Pricing of Forward Contract, Limitations

8th September 2022 0 By indiafreenotes

Forward price is the predetermined delivery price for an underlying commodity, currency, or financial asset as decided by the buyer and the seller of the forward contract, to be paid at a predetermined date in the future. At the inception of a forward contract, the forward price makes the value of the contract zero, but changes in the price of the underlying will cause the forward to take on a positive or negative value.

Forward Price Formula

The forward price formula (which assumes zero dividends) is seen below:

F = S0 x e^ (rT)


  • F = The contract’s forward price
  • S0 = The underlying asset’s current spot price
  • e = The mathematical irrational constant approximated by 2.7183
  • r = The risk-free rate that applies to the life of the forward contract
  • T = The delivery date in years

Underlying Assets with Dividends

For a forward contract with which the underlying asset may incur dividends, the forward price is determined with the following formula:

F = (S0 – D) x e^ (rT)


D = The sum of each dividend’s present value

An economic variation of the formula will be written as:

Cost of Capital = (Fair Price + Future Value of Asset’s Dividends) – Spot Price of Asset

Forward Price = Spot Price – Cost of Carry

Fundamentals of Forward Price

A forward price is arrived at by considering the current spot price of the asset, which is underlying in the contract. Furthermore, carrying charges, such as interest, forgone interest, storage costs, and other costs are also accounted for when arriving at the forward price.
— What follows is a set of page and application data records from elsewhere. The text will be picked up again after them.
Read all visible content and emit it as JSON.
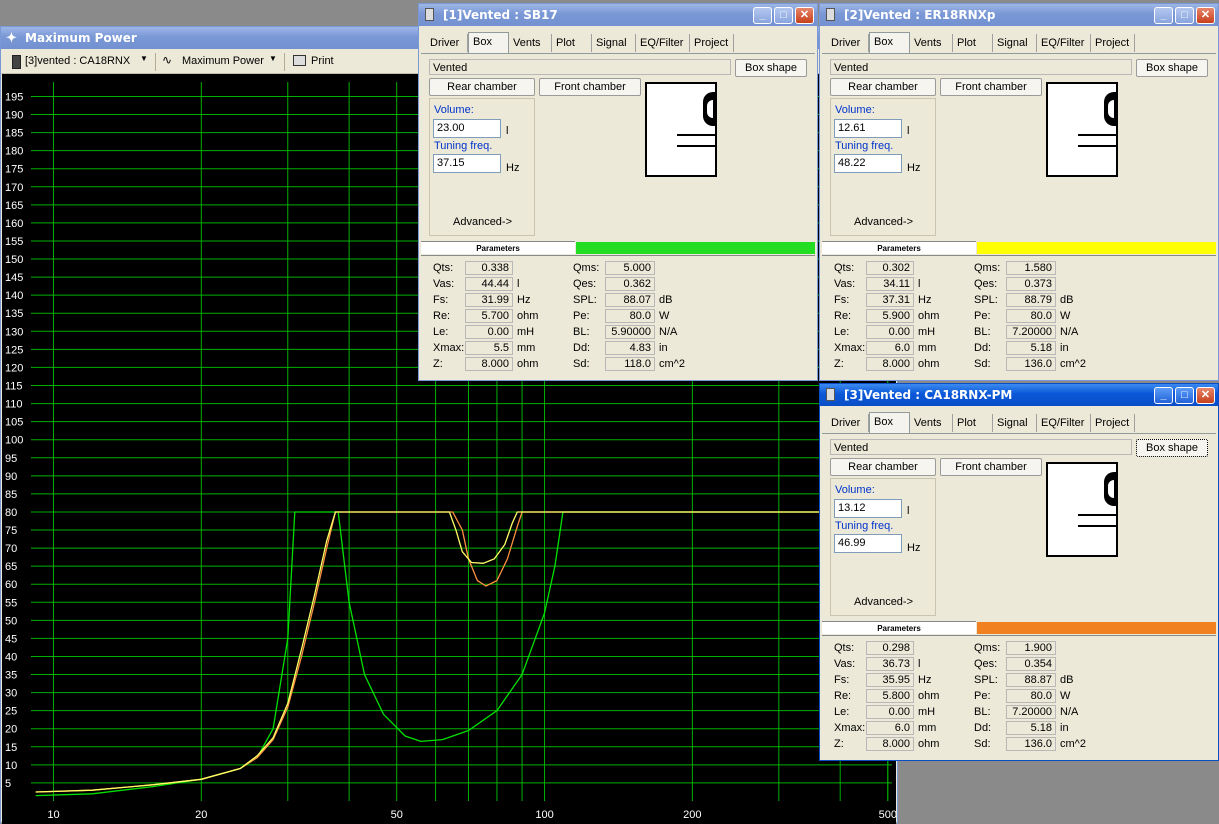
{
  "main_window": {
    "title": "Maximum Power",
    "toolbar": {
      "project_select": "[3]vented : CA18RNX",
      "plot_select": "Maximum Power",
      "print_label": "Print"
    }
  },
  "chart_data": {
    "type": "line",
    "title": "",
    "xlabel": "",
    "ylabel": "",
    "x_scale": "log",
    "xlim": [
      9,
      510
    ],
    "ylim": [
      0,
      199
    ],
    "x_tick_labels": [
      "10",
      "20",
      "50",
      "100",
      "200",
      "500"
    ],
    "x_tick_values": [
      10,
      20,
      50,
      100,
      200,
      500
    ],
    "y_tick_values": [
      5,
      10,
      15,
      20,
      25,
      30,
      35,
      40,
      45,
      50,
      55,
      60,
      65,
      70,
      75,
      80,
      85,
      90,
      95,
      100,
      105,
      110,
      115,
      120,
      125,
      130,
      135,
      140,
      145,
      150,
      155,
      160,
      165,
      170,
      175,
      180,
      185,
      190,
      195
    ],
    "grid": true,
    "background": "#000000",
    "grid_color": "#00b000",
    "series": [
      {
        "color": "#00e000",
        "x": [
          9.2,
          12,
          16,
          20,
          24,
          26,
          28,
          30,
          31,
          33,
          35,
          37,
          38,
          40,
          43,
          47,
          52,
          56,
          62,
          70,
          80,
          90,
          100,
          105,
          109,
          120,
          150,
          200,
          300,
          400,
          510
        ],
        "y": [
          1.5,
          2,
          4,
          6,
          9,
          12,
          20,
          45,
          80,
          80,
          80,
          80,
          80,
          55,
          35,
          24,
          18,
          16.5,
          17,
          19.5,
          25,
          35,
          52,
          65,
          80,
          80,
          80,
          80,
          80,
          80,
          80
        ]
      },
      {
        "color": "#ff9040",
        "x": [
          9.2,
          12,
          16,
          20,
          24,
          26,
          28,
          30,
          32,
          34,
          36,
          37.5,
          38,
          45,
          60,
          65,
          68,
          70,
          73,
          76,
          80,
          84,
          88,
          90,
          95,
          100,
          150,
          200,
          300,
          400,
          510
        ],
        "y": [
          2.5,
          3,
          4.5,
          6,
          9,
          12,
          17,
          26,
          40,
          55,
          70,
          80,
          80,
          80,
          80,
          80,
          75,
          67,
          61,
          59.5,
          61,
          67,
          76,
          80,
          80,
          80,
          80,
          80,
          80,
          80,
          80
        ]
      },
      {
        "color": "#ffff66",
        "x": [
          9.2,
          12,
          16,
          20,
          24,
          26,
          28,
          30,
          32,
          34,
          36,
          37.5,
          38,
          45,
          60,
          64,
          66,
          68,
          71,
          75,
          79,
          83,
          86,
          88,
          95,
          100,
          150,
          200,
          300,
          400,
          510
        ],
        "y": [
          2.5,
          3,
          4.5,
          6,
          9,
          12.5,
          17.5,
          27,
          42,
          57,
          72,
          80,
          80,
          80,
          80,
          80,
          75,
          69,
          66,
          65.8,
          67,
          71,
          77,
          80,
          80,
          80,
          80,
          80,
          80,
          80,
          80
        ]
      }
    ]
  },
  "windows": [
    {
      "title": "[1]Vented : SB17",
      "active": false,
      "tabs": [
        "Driver",
        "Box",
        "Vents",
        "Plot",
        "Signal",
        "EQ/Filter",
        "Project"
      ],
      "box_type": "Vented",
      "box_shape_label": "Box shape",
      "rear_chamber_label": "Rear chamber",
      "front_chamber_label": "Front chamber",
      "volume_label": "Volume:",
      "volume": "23.00",
      "volume_unit": "l",
      "tuning_label": "Tuning freq.",
      "tuning": "37.15",
      "tuning_unit": "Hz",
      "advanced_label": "Advanced->",
      "params_header": "Parameters",
      "color": "#22dd22",
      "params_left": [
        {
          "label": "Qts:",
          "value": "0.338",
          "unit": ""
        },
        {
          "label": "Vas:",
          "value": "44.44",
          "unit": "l"
        },
        {
          "label": "Fs:",
          "value": "31.99",
          "unit": "Hz"
        },
        {
          "label": "Re:",
          "value": "5.700",
          "unit": "ohm"
        },
        {
          "label": "Le:",
          "value": "0.00",
          "unit": "mH"
        },
        {
          "label": "Xmax:",
          "value": "5.5",
          "unit": "mm"
        },
        {
          "label": "Z:",
          "value": "8.000",
          "unit": "ohm"
        }
      ],
      "params_right": [
        {
          "label": "Qms:",
          "value": "5.000",
          "unit": ""
        },
        {
          "label": "Qes:",
          "value": "0.362",
          "unit": ""
        },
        {
          "label": "SPL:",
          "value": "88.07",
          "unit": "dB"
        },
        {
          "label": "Pe:",
          "value": "80.0",
          "unit": "W"
        },
        {
          "label": "BL:",
          "value": "5.90000",
          "unit": "N/A"
        },
        {
          "label": "Dd:",
          "value": "4.83",
          "unit": "in"
        },
        {
          "label": "Sd:",
          "value": "118.0",
          "unit": "cm^2"
        }
      ]
    },
    {
      "title": "[2]Vented : ER18RNXp",
      "active": false,
      "tabs": [
        "Driver",
        "Box",
        "Vents",
        "Plot",
        "Signal",
        "EQ/Filter",
        "Project"
      ],
      "box_type": "Vented",
      "box_shape_label": "Box shape",
      "rear_chamber_label": "Rear chamber",
      "front_chamber_label": "Front chamber",
      "volume_label": "Volume:",
      "volume": "12.61",
      "volume_unit": "l",
      "tuning_label": "Tuning freq.",
      "tuning": "48.22",
      "tuning_unit": "Hz",
      "advanced_label": "Advanced->",
      "params_header": "Parameters",
      "color": "#ffff00",
      "params_left": [
        {
          "label": "Qts:",
          "value": "0.302",
          "unit": ""
        },
        {
          "label": "Vas:",
          "value": "34.11",
          "unit": "l"
        },
        {
          "label": "Fs:",
          "value": "37.31",
          "unit": "Hz"
        },
        {
          "label": "Re:",
          "value": "5.900",
          "unit": "ohm"
        },
        {
          "label": "Le:",
          "value": "0.00",
          "unit": "mH"
        },
        {
          "label": "Xmax:",
          "value": "6.0",
          "unit": "mm"
        },
        {
          "label": "Z:",
          "value": "8.000",
          "unit": "ohm"
        }
      ],
      "params_right": [
        {
          "label": "Qms:",
          "value": "1.580",
          "unit": ""
        },
        {
          "label": "Qes:",
          "value": "0.373",
          "unit": ""
        },
        {
          "label": "SPL:",
          "value": "88.79",
          "unit": "dB"
        },
        {
          "label": "Pe:",
          "value": "80.0",
          "unit": "W"
        },
        {
          "label": "BL:",
          "value": "7.20000",
          "unit": "N/A"
        },
        {
          "label": "Dd:",
          "value": "5.18",
          "unit": "in"
        },
        {
          "label": "Sd:",
          "value": "136.0",
          "unit": "cm^2"
        }
      ]
    },
    {
      "title": "[3]Vented : CA18RNX-PM",
      "active": true,
      "tabs": [
        "Driver",
        "Box",
        "Vents",
        "Plot",
        "Signal",
        "EQ/Filter",
        "Project"
      ],
      "box_type": "Vented",
      "box_shape_label": "Box shape",
      "rear_chamber_label": "Rear chamber",
      "front_chamber_label": "Front chamber",
      "volume_label": "Volume:",
      "volume": "13.12",
      "volume_unit": "l",
      "tuning_label": "Tuning freq.",
      "tuning": "46.99",
      "tuning_unit": "Hz",
      "advanced_label": "Advanced->",
      "params_header": "Parameters",
      "color": "#f08020",
      "params_left": [
        {
          "label": "Qts:",
          "value": "0.298",
          "unit": ""
        },
        {
          "label": "Vas:",
          "value": "36.73",
          "unit": "l"
        },
        {
          "label": "Fs:",
          "value": "35.95",
          "unit": "Hz"
        },
        {
          "label": "Re:",
          "value": "5.800",
          "unit": "ohm"
        },
        {
          "label": "Le:",
          "value": "0.00",
          "unit": "mH"
        },
        {
          "label": "Xmax:",
          "value": "6.0",
          "unit": "mm"
        },
        {
          "label": "Z:",
          "value": "8.000",
          "unit": "ohm"
        }
      ],
      "params_right": [
        {
          "label": "Qms:",
          "value": "1.900",
          "unit": ""
        },
        {
          "label": "Qes:",
          "value": "0.354",
          "unit": ""
        },
        {
          "label": "SPL:",
          "value": "88.87",
          "unit": "dB"
        },
        {
          "label": "Pe:",
          "value": "80.0",
          "unit": "W"
        },
        {
          "label": "BL:",
          "value": "7.20000",
          "unit": "N/A"
        },
        {
          "label": "Dd:",
          "value": "5.18",
          "unit": "in"
        },
        {
          "label": "Sd:",
          "value": "136.0",
          "unit": "cm^2"
        }
      ]
    }
  ]
}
Despite the forward contracts not having an intrinsic value at the time of the agreement, they may gain or lose value depending on a lot of factors with time. Offsetting of positions in forward contracts is comparable with someone’s loss or someone’s gain theory.

For instance, if an investor holds a long position in one of the pork belly agreements and another investor holds a short position, then gains resulting from the long position will be equal to the losses arising to the investor holding the short position.

By setting the initial value of the contract to zero, both the parties of the contract are on the same level at the time of the agreement.


  • As it is a private contract, there is no liquidity.
  • Counterparty risk of defaulting on the contract is excessively high.
  • The market of forward contracts is extremely unorganized as it is traded over the counter.
  • It may be challenging to find a counterparty to enter into a contract.